Kia ora Ron! Enjoyed reading your blog. Te Papa will be releasing "Whatu Kākahu: Māori Cloaks", in October this year. This publication is a tribute to Māori cloak weavers and weaving as a treasured artform and practice. It will feature rarely seen cloaks in Te Papa's collection. Patricia Wallace is a contributing writer, along with Kahutoi Te Kanawa, John Turi-Tiakitai, Toi Te Rito Maihi, Maureen Lander and Margery Blackman. Aspects such as cultural values, customs, connections, innovation as tradition, ancestral science and the development of whatu (weft twining) are explored. The research and process for the book was supported by Te Roopu Raranga Whatu o Aotearoa, the National Māori weavers collective, including contributions from senior weavers. The book is 208pp, over 300 colour and black and white images plus diagrams. The photographer is Te Papa's Norman Heke, I'm the editor. We hope that the readers will gain a greater insight into Māori culture and appreciate the skills and knowledge of our ancestors, also the benefits that science can bring to understanding the world of our ancestors. Ngā mihi!

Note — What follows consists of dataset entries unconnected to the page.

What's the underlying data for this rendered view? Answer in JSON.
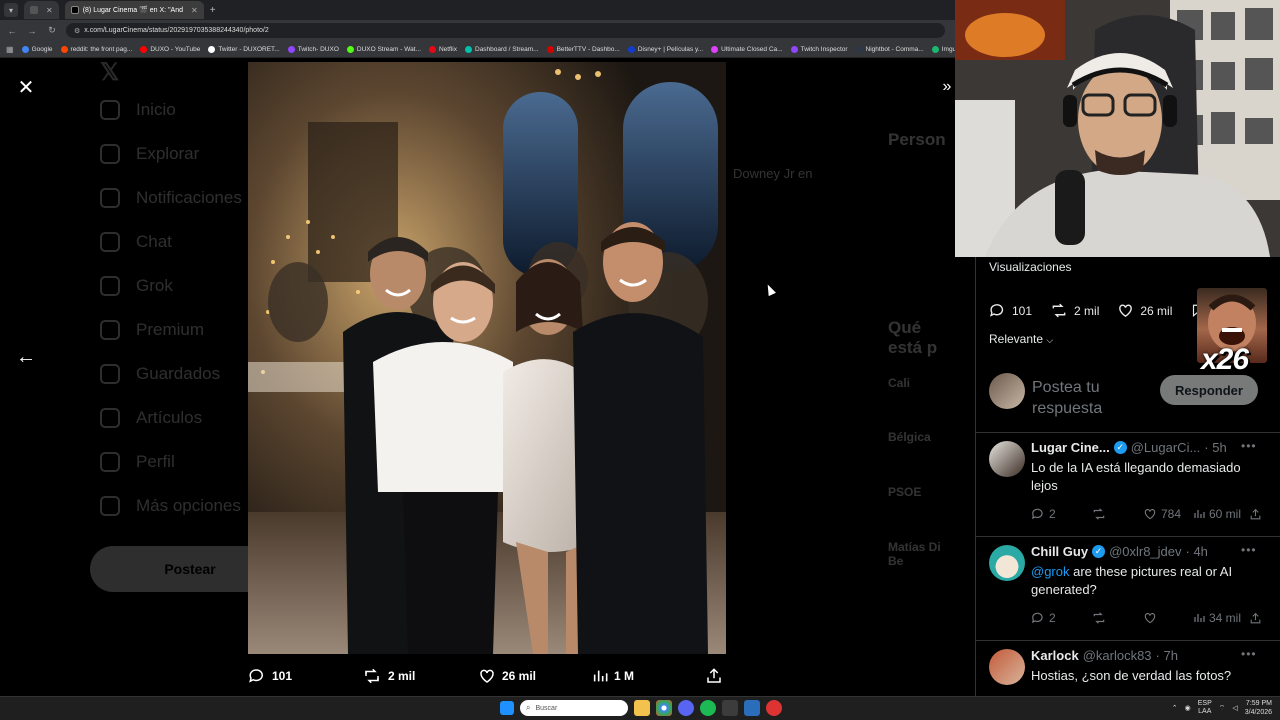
{
  "browser": {
    "tabs": [
      {
        "label": "(8) Lugar Cinema 🎬 en X: \"And",
        "active": true
      }
    ],
    "url": "x.com/LugarCinema/status/2029197035388244340/photo/2",
    "bookmarks": [
      {
        "label": "Google",
        "color": "#4285f4"
      },
      {
        "label": "reddit: the front pag...",
        "color": "#ff4500"
      },
      {
        "label": "DUXO - YouTube",
        "color": "#ff0000"
      },
      {
        "label": "Twitter - DUXORET...",
        "color": "#ffffff"
      },
      {
        "label": "Twitch- DUXO",
        "color": "#9146ff"
      },
      {
        "label": "DUXO Stream - Wat...",
        "color": "#53fc18"
      },
      {
        "label": "Netflix",
        "color": "#e50914"
      },
      {
        "label": "Dashboard / Stream...",
        "color": "#00c2a8"
      },
      {
        "label": "BetterTTV - Dashbo...",
        "color": "#d50000"
      },
      {
        "label": "Disney+ | Películas y...",
        "color": "#113ccf"
      },
      {
        "label": "Ultimate Closed Ca...",
        "color": "#e040fb"
      },
      {
        "label": "Twitch Inspector",
        "color": "#9146ff"
      },
      {
        "label": "Nightbot - Comma...",
        "color": "#2d3748"
      },
      {
        "label": "Imgur",
        "color": "#1bb76e"
      }
    ]
  },
  "background_sidebar": {
    "items": [
      "Inicio",
      "Explorar",
      "Notificaciones",
      "Chat",
      "Grok",
      "Premium",
      "Guardados",
      "Artículos",
      "Perfil",
      "Más opciones"
    ],
    "post_label": "Postear"
  },
  "background_right": {
    "snippet": "Downey Jr en",
    "people_heading": "Person",
    "trends_heading": "Qué está p",
    "trends": [
      "Cali",
      "Bélgica",
      "PSOE",
      "Matías Di Be"
    ]
  },
  "photo_actions": {
    "replies": "101",
    "reposts": "2 mil",
    "likes": "26 mil",
    "views": "1 M"
  },
  "panel": {
    "views_label": "Visualizaciones",
    "stats": {
      "replies": "101",
      "reposts": "2 mil",
      "likes": "26 mil"
    },
    "sort_label": "Relevante",
    "reply_placeholder": "Postea tu respuesta",
    "reply_button": "Responder",
    "meme_label": "x26",
    "replies": [
      {
        "name": "Lugar Cine...",
        "handle": "@LugarCi...",
        "time": "· 5h",
        "verified": true,
        "text_before": "",
        "mention": "",
        "text": "Lo de la IA está llegando demasiado lejos",
        "replies": "2",
        "reposts": "",
        "likes": "784",
        "views": "60 mil"
      },
      {
        "name": "Chill Guy",
        "handle": "@0xlr8_jdev",
        "time": "· 4h",
        "verified": true,
        "mention": "@grok",
        "text": " are these pictures real or AI generated?",
        "replies": "2",
        "reposts": "",
        "likes": "",
        "views": "34 mil"
      },
      {
        "name": "Karlock",
        "handle": "@karlock83",
        "time": "· 7h",
        "verified": false,
        "mention": "",
        "text": "Hostias, ¿son de verdad las fotos?",
        "replies": "",
        "reposts": "",
        "likes": "",
        "views": ""
      }
    ]
  },
  "taskbar": {
    "search_placeholder": "Buscar",
    "lang_top": "ESP",
    "lang_bottom": "LAA",
    "time": "7:59 PM",
    "date": "3/4/2026"
  }
}
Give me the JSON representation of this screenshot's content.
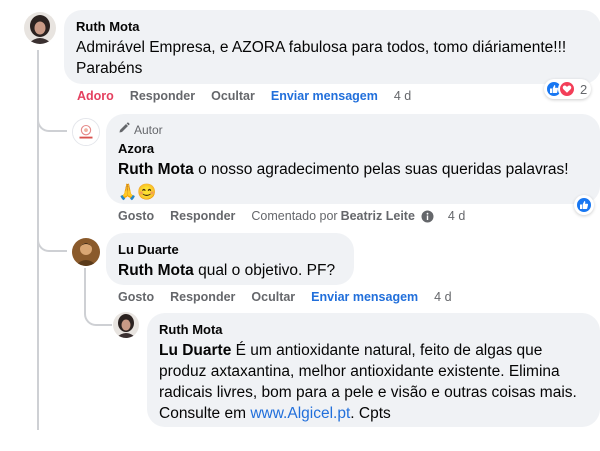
{
  "comments": [
    {
      "author": "Ruth Mota",
      "text": "Admirável Empresa, e AZORA fabulosa para todos, tomo diáriamente!!! Parabéns",
      "actions": {
        "like": "Adoro",
        "reply": "Responder",
        "hide": "Ocultar",
        "message": "Enviar mensagem",
        "time": "4 d"
      },
      "reaction_count": "2",
      "reaction_icons": [
        "like-icon",
        "love-icon"
      ]
    },
    {
      "badge_icon": "pencil-icon",
      "badge": "Autor",
      "author": "Azora",
      "mention": "Ruth Mota",
      "text": " o nosso agradecimento pelas suas queridas palavras!",
      "emoji": "🙏😊",
      "actions": {
        "like": "Gosto",
        "reply": "Responder",
        "commented_by": "Comentado por",
        "commented_name": "Beatriz Leite",
        "info_icon": "info-icon",
        "time": "4 d"
      },
      "reaction_icons": [
        "like-icon"
      ],
      "avatar_logo": "AZORA"
    },
    {
      "author": "Lu Duarte",
      "mention": "Ruth Mota",
      "text": " qual o objetivo. PF?",
      "actions": {
        "like": "Gosto",
        "reply": "Responder",
        "hide": "Ocultar",
        "message": "Enviar mensagem",
        "time": "4 d"
      }
    },
    {
      "author": "Ruth Mota",
      "mention": "Lu Duarte",
      "text": " É um antioxidante natural, feito de algas que produz axtaxantina, melhor antioxidante existente. Elimina radicais livres, bom para a pele e visão e outras coisas mais. Consulte em ",
      "link": "www.Algicel.pt",
      "text_after": ". Cpts"
    }
  ],
  "colors": {
    "like_active": "#e4405f",
    "link": "#216fdb",
    "bubble": "#f0f2f5",
    "meta": "#65676b"
  }
}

Ron Brownson said...

I look forward to being one of the first textile curators to review Te Papa's book 'Whatu Kākahu: Māori Cloaks'.

This is going to be an important contribution to our knowledge of Maori textiles.

I congratulate my friends at Te Papa for assembling such the key experts. With Patricia Wallace, Kahutoi Te Kanawa, John Turi-Tiakitai, Toi Te Rito Maihi, Maureen Lander and Margery Blackman - this forthcoming book brings the key scholars together.

Te Papa leads the field in Polynesian textile scholarship at Aotearoa. No University in New Zealand is contributing the cuttting-edge scholarship that Te Papa is committed to bring forth.

Kahutoi Te Kanawa's work is defining international practice standards for the structural research of tribal textiles. Her community work is legendary.

Te Papa's recent Maori and Pacific textiles conference was at a scholarship level that exceeded anything offered by a New Zealand tertiary institution.

Why don't local Universities yet realise the significance of the Pacific's traditional/heritage arts as essential to their research?

One University site does:
The Centre for Pacific Studies at The University of Auckland.

Their recent ground-breaking symposiums on tapa, tatau and tufuga have been exceptional examples of the transfer of traditional knowledge into the contemporary academy.

Thanks so much to Walter Fraser and Nina Tonga for planning these extraordinary interactive research seminars.

Without Jim and Roger with us, we have to take on part of their work. They will not be lost to us if we live and express their commitment to Oceania's artists.

We are at a crucial moment in our direction towards this nation's Pacific future. We must speak louder and more effectively
about Aotearoa as an Island heart for Polynesia.

One of our most eloquent creative avatars, Rosanna Raymond, speaks frequently about how we must journey to the Eyeland. Like the arioi, Rosanna has always seen our culture's future.